I am a Ph.D student in Philosophy at Stanford University. My academic work in moral and political philosophy aims at contributing to the current debate about the challenges faced by democratic societies. I draw mainly on the tools of moral psychology, theories of justice, and democratic theory. Two questions guide my research: what type of citizens and institutions are needed to guarantee stability and social justice in a democracy? What kind of distributive arrangements and social dynamics undermine democratic institutions? Before coming to Stanford, I studied philosophy and literature at the universities Panthéon-Sorbonne and Paris-Sorbonne. My master’s thesis in Contemporary Philosophy examined John Rawls’s account of political justification in pluralistic societies, where moral disagreement is unavoidable. Similarly, my literary research examined the work of poets who articulated the despair of living in the absence of shared moral values and social cohesion.
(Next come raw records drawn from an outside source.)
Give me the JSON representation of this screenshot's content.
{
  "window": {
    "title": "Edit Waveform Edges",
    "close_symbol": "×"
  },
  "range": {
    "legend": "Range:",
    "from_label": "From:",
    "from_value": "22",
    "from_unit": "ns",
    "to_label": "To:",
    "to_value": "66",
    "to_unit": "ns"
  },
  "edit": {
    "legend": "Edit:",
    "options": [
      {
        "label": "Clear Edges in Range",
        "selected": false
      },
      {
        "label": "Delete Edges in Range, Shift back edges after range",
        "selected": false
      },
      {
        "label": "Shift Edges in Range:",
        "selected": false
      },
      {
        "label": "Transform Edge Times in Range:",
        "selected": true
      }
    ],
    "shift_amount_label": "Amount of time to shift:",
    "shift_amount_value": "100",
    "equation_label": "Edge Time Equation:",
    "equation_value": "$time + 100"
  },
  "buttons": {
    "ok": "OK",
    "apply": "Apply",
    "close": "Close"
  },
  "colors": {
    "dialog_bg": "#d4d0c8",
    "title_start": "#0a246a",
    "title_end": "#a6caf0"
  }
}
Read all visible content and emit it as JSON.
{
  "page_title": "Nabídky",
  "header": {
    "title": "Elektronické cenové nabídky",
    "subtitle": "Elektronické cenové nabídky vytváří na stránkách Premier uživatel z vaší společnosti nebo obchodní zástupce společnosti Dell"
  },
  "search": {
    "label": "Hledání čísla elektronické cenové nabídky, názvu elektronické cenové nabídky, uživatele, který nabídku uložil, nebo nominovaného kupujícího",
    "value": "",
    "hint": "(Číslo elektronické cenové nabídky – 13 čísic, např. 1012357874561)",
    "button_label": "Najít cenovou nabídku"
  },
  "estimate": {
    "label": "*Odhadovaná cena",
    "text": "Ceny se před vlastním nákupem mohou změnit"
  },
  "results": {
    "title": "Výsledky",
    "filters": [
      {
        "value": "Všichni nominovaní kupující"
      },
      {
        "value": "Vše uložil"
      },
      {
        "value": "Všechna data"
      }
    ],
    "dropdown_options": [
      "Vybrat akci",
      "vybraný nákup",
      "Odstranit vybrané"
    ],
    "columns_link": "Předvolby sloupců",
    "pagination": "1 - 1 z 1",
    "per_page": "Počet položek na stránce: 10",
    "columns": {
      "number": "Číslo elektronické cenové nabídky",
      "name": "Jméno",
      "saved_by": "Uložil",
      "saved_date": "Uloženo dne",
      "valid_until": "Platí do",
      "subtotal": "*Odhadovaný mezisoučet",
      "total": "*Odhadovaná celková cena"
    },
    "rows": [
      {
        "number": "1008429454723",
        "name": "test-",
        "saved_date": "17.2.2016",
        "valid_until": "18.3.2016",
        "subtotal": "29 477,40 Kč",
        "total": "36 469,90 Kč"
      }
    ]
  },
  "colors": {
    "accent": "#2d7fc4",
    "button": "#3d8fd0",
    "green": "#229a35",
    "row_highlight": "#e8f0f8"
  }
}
This investigation comprised both my honors thesis in communications (back in Venezuela, my country of origin) and my master’s thesis in French literature.
Darby is a PhD Candidate in the Department of Philosophy at University of California, Irvine. Her research sits at the intersection between epistemology, ethics, and philosophy of education. She has research interests both in history of philosophy (ancient Greek philosophy) and contemporary philosophy. Her dissertation examines Plato’s views on the transmission of ethical knowledge between generations. She has also spent the last two years on an applied epistemology project which examines why people cling to false beliefs in the face of overwhelming evidence and aims to combat the spread of misinformation in the age of social media.
Maria Victoria Salazar received her Bachelor's degree from CUNY Hunter College and is currently pursuing a Philosophy PhD at The Graduate Center, CUNY. Her research focuses on Ancient Greek Philosophy and Political Philosophy. She is particularly interested in the role of desires in explaining the relationship between metaphysics and politics in Plato. Her academic interest in education is motivated by Plato's political philosophy which emphasizes the importance of education for a well-functioning and healthy city.
Dustin is a doctoral student at the University of Pennsylvania Graduate School of Education, and a Masters in Law student at Penn Law School. His research interests include character and virtue education, and how different notions of education interact with conceptions of character. Dustin has worked in a variety of contexts in K-12 education, including most recently as a 5th grade teacher, and he enjoys bringing philosophy into K-12 classrooms. Dustin has a B.A. in Political Science from the University of San Diego, and a M.A. in Philosophy and Education from Teachers College, Columbia University.